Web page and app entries

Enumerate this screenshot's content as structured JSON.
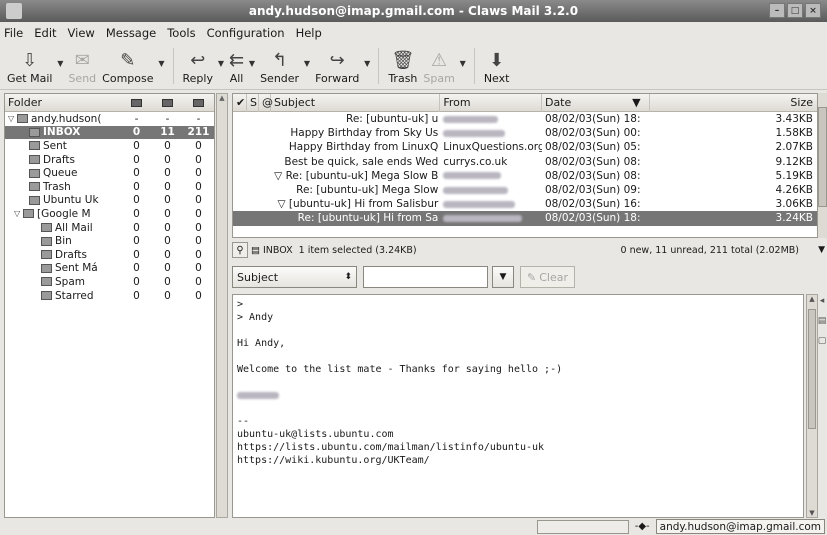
{
  "window": {
    "title": "andy.hudson@imap.gmail.com - Claws Mail 3.2.0"
  },
  "menu": [
    "File",
    "Edit",
    "View",
    "Message",
    "Tools",
    "Configuration",
    "Help"
  ],
  "toolbar": [
    {
      "label": "Get Mail",
      "icon": "get-mail-icon",
      "glyph": "⇩",
      "enabled": true,
      "dropdown": true
    },
    {
      "label": "Send",
      "icon": "send-icon",
      "glyph": "✉",
      "enabled": false,
      "dropdown": false
    },
    {
      "label": "Compose",
      "icon": "compose-icon",
      "glyph": "✎",
      "enabled": true,
      "dropdown": true
    },
    {
      "label": "Reply",
      "icon": "reply-icon",
      "glyph": "↩",
      "enabled": true,
      "dropdown": true
    },
    {
      "label": "All",
      "icon": "reply-all-icon",
      "glyph": "⇇",
      "enabled": true,
      "dropdown": true
    },
    {
      "label": "Sender",
      "icon": "reply-sender-icon",
      "glyph": "↰",
      "enabled": true,
      "dropdown": true
    },
    {
      "label": "Forward",
      "icon": "forward-icon",
      "glyph": "↪",
      "enabled": true,
      "dropdown": true
    },
    {
      "label": "Trash",
      "icon": "trash-icon",
      "glyph": "🗑",
      "enabled": true,
      "dropdown": false
    },
    {
      "label": "Spam",
      "icon": "spam-icon",
      "glyph": "⚠",
      "enabled": false,
      "dropdown": true
    },
    {
      "label": "Next",
      "icon": "next-icon",
      "glyph": "⬇",
      "enabled": true,
      "dropdown": false
    }
  ],
  "folders": {
    "header": "Folder",
    "rows": [
      {
        "name": "andy.hudson(",
        "tri": "▽",
        "indent": 0,
        "new": "-",
        "unread": "-",
        "total": "-",
        "selected": false
      },
      {
        "name": "INBOX",
        "tri": "",
        "indent": 2,
        "new": "0",
        "unread": "11",
        "total": "211",
        "selected": true
      },
      {
        "name": "Sent",
        "tri": "",
        "indent": 2,
        "new": "0",
        "unread": "0",
        "total": "0",
        "selected": false
      },
      {
        "name": "Drafts",
        "tri": "",
        "indent": 2,
        "new": "0",
        "unread": "0",
        "total": "0",
        "selected": false
      },
      {
        "name": "Queue",
        "tri": "",
        "indent": 2,
        "new": "0",
        "unread": "0",
        "total": "0",
        "selected": false
      },
      {
        "name": "Trash",
        "tri": "",
        "indent": 2,
        "new": "0",
        "unread": "0",
        "total": "0",
        "selected": false
      },
      {
        "name": "Ubuntu Uk",
        "tri": "",
        "indent": 2,
        "new": "0",
        "unread": "0",
        "total": "0",
        "selected": false
      },
      {
        "name": "[Google M",
        "tri": "▽",
        "indent": 1,
        "new": "0",
        "unread": "0",
        "total": "0",
        "selected": false
      },
      {
        "name": "All Mail",
        "tri": "",
        "indent": 4,
        "new": "0",
        "unread": "0",
        "total": "0",
        "selected": false
      },
      {
        "name": "Bin",
        "tri": "",
        "indent": 4,
        "new": "0",
        "unread": "0",
        "total": "0",
        "selected": false
      },
      {
        "name": "Drafts",
        "tri": "",
        "indent": 4,
        "new": "0",
        "unread": "0",
        "total": "0",
        "selected": false
      },
      {
        "name": "Sent Má",
        "tri": "",
        "indent": 4,
        "new": "0",
        "unread": "0",
        "total": "0",
        "selected": false
      },
      {
        "name": "Spam",
        "tri": "",
        "indent": 4,
        "new": "0",
        "unread": "0",
        "total": "0",
        "selected": false
      },
      {
        "name": "Starred",
        "tri": "",
        "indent": 4,
        "new": "0",
        "unread": "0",
        "total": "0",
        "selected": false
      }
    ]
  },
  "messages": {
    "columns": {
      "check": "✔",
      "status": "S",
      "attach": "@",
      "subject": "Subject",
      "from": "From",
      "date": "Date",
      "size": "Size"
    },
    "rows": [
      {
        "subject": "Re: [ubuntu-uk] u",
        "from": "",
        "from_blur": true,
        "date": "08/02/03(Sun) 18:",
        "size": "3.43KB",
        "selected": false
      },
      {
        "subject": "Happy Birthday from Sky Us",
        "from": "",
        "from_blur": true,
        "date": "08/02/03(Sun) 00:",
        "size": "1.58KB",
        "selected": false
      },
      {
        "subject": "Happy Birthday from LinuxQ",
        "from": "LinuxQuestions.org",
        "from_blur": false,
        "date": "08/02/03(Sun) 05:",
        "size": "2.07KB",
        "selected": false
      },
      {
        "subject": "Best be quick, sale ends Wed",
        "from": "currys.co.uk",
        "from_blur": false,
        "date": "08/02/03(Sun) 08:",
        "size": "9.12KB",
        "selected": false
      },
      {
        "subject": "▽ Re: [ubuntu-uk] Mega Slow B",
        "from": "",
        "from_blur": true,
        "date": "08/02/03(Sun) 08:",
        "size": "5.19KB",
        "selected": false
      },
      {
        "subject": "Re: [ubuntu-uk] Mega Slow",
        "from": "",
        "from_blur": true,
        "date": "08/02/03(Sun) 09:",
        "size": "4.26KB",
        "selected": false
      },
      {
        "subject": "▽ [ubuntu-uk] Hi from Salisbur",
        "from": "",
        "from_blur": true,
        "date": "08/02/03(Sun) 16:",
        "size": "3.06KB",
        "selected": false
      },
      {
        "subject": "Re: [ubuntu-uk] Hi from Sa",
        "from": "",
        "from_blur": true,
        "date": "08/02/03(Sun) 18:",
        "size": "3.24KB",
        "selected": true
      }
    ]
  },
  "strip": {
    "folder": "INBOX",
    "selection": "1 item selected (3.24KB)",
    "summary": "0 new, 11 unread, 211 total (2.02MB)"
  },
  "search": {
    "field": "Subject",
    "value": "",
    "clear_label": "Clear"
  },
  "body_lines": [
    ">",
    "> Andy",
    "",
    "Hi Andy,",
    "",
    "Welcome to the list mate - Thanks for saying hello ;-)",
    "",
    "",
    "",
    "--",
    "ubuntu-uk@lists.ubuntu.com",
    "https://lists.ubuntu.com/mailman/listinfo/ubuntu-uk",
    "https://wiki.kubuntu.org/UKTeam/"
  ],
  "statusbar": {
    "account": "andy.hudson@imap.gmail.com"
  },
  "colors": {
    "selection": "#767676",
    "chrome": "#e9e7e3",
    "titlebar": "#6a6a6a"
  }
}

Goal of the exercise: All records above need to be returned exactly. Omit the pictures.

Result of this exercise:
Enumerate this screenshot's content as structured JSON.
{
  "window": {
    "title": "andy.hudson@imap.gmail.com - Claws Mail 3.2.0"
  },
  "menu": [
    "File",
    "Edit",
    "View",
    "Message",
    "Tools",
    "Configuration",
    "Help"
  ],
  "toolbar": [
    {
      "label": "Get Mail",
      "icon": "get-mail-icon",
      "glyph": "⇩",
      "enabled": true,
      "dropdown": true
    },
    {
      "label": "Send",
      "icon": "send-icon",
      "glyph": "✉",
      "enabled": false,
      "dropdown": false
    },
    {
      "label": "Compose",
      "icon": "compose-icon",
      "glyph": "✎",
      "enabled": true,
      "dropdown": true
    },
    {
      "label": "Reply",
      "icon": "reply-icon",
      "glyph": "↩",
      "enabled": true,
      "dropdown": true
    },
    {
      "label": "All",
      "icon": "reply-all-icon",
      "glyph": "⇇",
      "enabled": true,
      "dropdown": true
    },
    {
      "label": "Sender",
      "icon": "reply-sender-icon",
      "glyph": "↰",
      "enabled": true,
      "dropdown": true
    },
    {
      "label": "Forward",
      "icon": "forward-icon",
      "glyph": "↪",
      "enabled": true,
      "dropdown": true
    },
    {
      "label": "Trash",
      "icon": "trash-icon",
      "glyph": "🗑",
      "enabled": true,
      "dropdown": false
    },
    {
      "label": "Spam",
      "icon": "spam-icon",
      "glyph": "⚠",
      "enabled": false,
      "dropdown": true
    },
    {
      "label": "Next",
      "icon": "next-icon",
      "glyph": "⬇",
      "enabled": true,
      "dropdown": false
    }
  ],
  "folders": {
    "header": "Folder",
    "rows": [
      {
        "name": "andy.hudson(",
        "tri": "▽",
        "indent": 0,
        "new": "-",
        "unread": "-",
        "total": "-",
        "selected": false
      },
      {
        "name": "INBOX",
        "tri": "",
        "indent": 2,
        "new": "0",
        "unread": "11",
        "total": "211",
        "selected": true
      },
      {
        "name": "Sent",
        "tri": "",
        "indent": 2,
        "new": "0",
        "unread": "0",
        "total": "0",
        "selected": false
      },
      {
        "name": "Drafts",
        "tri": "",
        "indent": 2,
        "new": "0",
        "unread": "0",
        "total": "0",
        "selected": false
      },
      {
        "name": "Queue",
        "tri": "",
        "indent": 2,
        "new": "0",
        "unread": "0",
        "total": "0",
        "selected": false
      },
      {
        "name": "Trash",
        "tri": "",
        "indent": 2,
        "new": "0",
        "unread": "0",
        "total": "0",
        "selected": false
      },
      {
        "name": "Ubuntu Uk",
        "tri": "",
        "indent": 2,
        "new": "0",
        "unread": "0",
        "total": "0",
        "selected": false
      },
      {
        "name": "[Google M",
        "tri": "▽",
        "indent": 1,
        "new": "0",
        "unread": "0",
        "total": "0",
        "selected": false
      },
      {
        "name": "All Mail",
        "tri": "",
        "indent": 4,
        "new": "0",
        "unread": "0",
        "total": "0",
        "selected": false
      },
      {
        "name": "Bin",
        "tri": "",
        "indent": 4,
        "new": "0",
        "unread": "0",
        "total": "0",
        "selected": false
      },
      {
        "name": "Drafts",
        "tri": "",
        "indent": 4,
        "new": "0",
        "unread": "0",
        "total": "0",
        "selected": false
      },
      {
        "name": "Sent Má",
        "tri": "",
        "indent": 4,
        "new": "0",
        "unread": "0",
        "total": "0",
        "selected": false
      },
      {
        "name": "Spam",
        "tri": "",
        "indent": 4,
        "new": "0",
        "unread": "0",
        "total": "0",
        "selected": false
      },
      {
        "name": "Starred",
        "tri": "",
        "indent": 4,
        "new": "0",
        "unread": "0",
        "total": "0",
        "selected": false
      }
    ]
  },
  "messages": {
    "columns": {
      "check": "✔",
      "status": "S",
      "attach": "@",
      "subject": "Subject",
      "from": "From",
      "date": "Date",
      "size": "Size"
    },
    "rows": [
      {
        "subject": "Re: [ubuntu-uk] u",
        "from": "",
        "from_blur": true,
        "date": "08/02/03(Sun) 18:",
        "size": "3.43KB",
        "selected": false
      },
      {
        "subject": "Happy Birthday from Sky Us",
        "from": "",
        "from_blur": true,
        "date": "08/02/03(Sun) 00:",
        "size": "1.58KB",
        "selected": false
      },
      {
        "subject": "Happy Birthday from LinuxQ",
        "from": "LinuxQuestions.org",
        "from_blur": false,
        "date": "08/02/03(Sun) 05:",
        "size": "2.07KB",
        "selected": false
      },
      {
        "subject": "Best be quick, sale ends Wed",
        "from": "currys.co.uk",
        "from_blur": false,
        "date": "08/02/03(Sun) 08:",
        "size": "9.12KB",
        "selected": false
      },
      {
        "subject": "▽ Re: [ubuntu-uk] Mega Slow B",
        "from": "",
        "from_blur": true,
        "date": "08/02/03(Sun) 08:",
        "size": "5.19KB",
        "selected": false
      },
      {
        "subject": "Re: [ubuntu-uk] Mega Slow",
        "from": "",
        "from_blur": true,
        "date": "08/02/03(Sun) 09:",
        "size": "4.26KB",
        "selected": false
      },
      {
        "subject": "▽ [ubuntu-uk] Hi from Salisbur",
        "from": "",
        "from_blur": true,
        "date": "08/02/03(Sun) 16:",
        "size": "3.06KB",
        "selected": false
      },
      {
        "subject": "Re: [ubuntu-uk] Hi from Sa",
        "from": "",
        "from_blur": true,
        "date": "08/02/03(Sun) 18:",
        "size": "3.24KB",
        "selected": true
      }
    ]
  },
  "strip": {
    "folder": "INBOX",
    "selection": "1 item selected (3.24KB)",
    "summary": "0 new, 11 unread, 211 total (2.02MB)"
  },
  "search": {
    "field": "Subject",
    "value": "",
    "clear_label": "Clear"
  },
  "body_lines": [
    ">",
    "> Andy",
    "",
    "Hi Andy,",
    "",
    "Welcome to the list mate - Thanks for saying hello ;-)",
    "",
    "",
    "",
    "--",
    "ubuntu-uk@lists.ubuntu.com",
    "https://lists.ubuntu.com/mailman/listinfo/ubuntu-uk",
    "https://wiki.kubuntu.org/UKTeam/"
  ],
  "statusbar": {
    "account": "andy.hudson@imap.gmail.com"
  },
  "colors": {
    "selection": "#767676",
    "chrome": "#e9e7e3",
    "titlebar": "#6a6a6a"
  }
}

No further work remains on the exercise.